Local manufacturers are facing a critical shortage of workers, and inspiring our young people to pursue professional work in this sector is an important part of Fab City efforts.

Fab Lab partners working to provide emergency homeless shelters in Rochester, NY

Bill Young, engineer at ShopBot, has co-created an open source design for a temporary flat-pack building design. It’s called Shelter 2.0, and has so far been fabricated by several dozen partners around the world. Bill is iterating on the design, and is currently working to find ways to make the Shelter in sites without expensive tooling, and finding partners who can make use of the structure to help solve problems. He hopes to see the Shelter help solve transitional housing needs of homeless in US cities, and is working with House of Mercy, a shelter in Rochester NY, to encourage them to adopt the structure to help with their growing local client population.

We’re in early days of a conversation here in Oakland about how this sort of project and other resources of the global Fab Lab network can help with problems we have here, today.

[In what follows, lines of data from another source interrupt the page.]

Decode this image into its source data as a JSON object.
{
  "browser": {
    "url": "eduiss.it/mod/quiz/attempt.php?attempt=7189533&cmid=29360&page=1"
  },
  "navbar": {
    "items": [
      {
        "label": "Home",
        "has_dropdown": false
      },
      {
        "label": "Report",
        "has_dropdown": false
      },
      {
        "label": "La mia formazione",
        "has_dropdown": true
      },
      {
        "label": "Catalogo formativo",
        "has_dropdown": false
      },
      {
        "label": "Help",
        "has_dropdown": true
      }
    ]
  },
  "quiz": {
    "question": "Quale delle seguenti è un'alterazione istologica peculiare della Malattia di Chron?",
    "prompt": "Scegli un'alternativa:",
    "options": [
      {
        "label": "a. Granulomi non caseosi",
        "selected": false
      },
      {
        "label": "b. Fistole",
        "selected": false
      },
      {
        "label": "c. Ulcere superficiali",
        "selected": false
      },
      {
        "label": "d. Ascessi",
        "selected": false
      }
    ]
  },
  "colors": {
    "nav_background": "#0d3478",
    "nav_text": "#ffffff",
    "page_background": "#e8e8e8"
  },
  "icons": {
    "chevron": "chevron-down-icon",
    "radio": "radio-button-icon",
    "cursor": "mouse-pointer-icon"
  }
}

Join the conversation at @goElevatorWorks - we’d love to hear your thoughts.